- What you need to do -
Return only the number of lines in the data below where the word "false" appears.
---
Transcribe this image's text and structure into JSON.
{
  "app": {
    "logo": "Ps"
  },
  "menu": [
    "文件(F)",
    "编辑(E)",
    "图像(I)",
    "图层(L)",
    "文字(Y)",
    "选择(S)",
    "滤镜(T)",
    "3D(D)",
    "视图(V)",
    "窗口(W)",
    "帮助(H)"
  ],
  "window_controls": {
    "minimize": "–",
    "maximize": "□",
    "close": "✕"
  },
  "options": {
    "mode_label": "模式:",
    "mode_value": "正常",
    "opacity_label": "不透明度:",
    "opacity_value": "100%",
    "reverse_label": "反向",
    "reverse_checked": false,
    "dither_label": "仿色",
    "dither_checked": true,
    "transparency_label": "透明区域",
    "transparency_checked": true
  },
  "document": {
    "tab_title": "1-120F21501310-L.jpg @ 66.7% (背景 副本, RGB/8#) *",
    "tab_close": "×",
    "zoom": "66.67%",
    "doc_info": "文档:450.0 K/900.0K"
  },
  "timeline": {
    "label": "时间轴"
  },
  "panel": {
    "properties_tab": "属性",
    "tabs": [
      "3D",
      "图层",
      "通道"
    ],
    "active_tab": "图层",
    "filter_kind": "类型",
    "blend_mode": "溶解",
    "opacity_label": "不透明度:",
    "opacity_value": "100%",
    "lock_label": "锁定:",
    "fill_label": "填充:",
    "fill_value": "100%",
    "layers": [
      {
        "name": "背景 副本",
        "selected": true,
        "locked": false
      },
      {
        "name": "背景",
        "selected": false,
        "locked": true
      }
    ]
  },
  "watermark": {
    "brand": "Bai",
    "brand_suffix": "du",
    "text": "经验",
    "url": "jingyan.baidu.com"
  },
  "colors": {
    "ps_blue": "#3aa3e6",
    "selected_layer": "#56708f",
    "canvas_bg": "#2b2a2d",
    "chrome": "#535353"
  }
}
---
- Reply -
3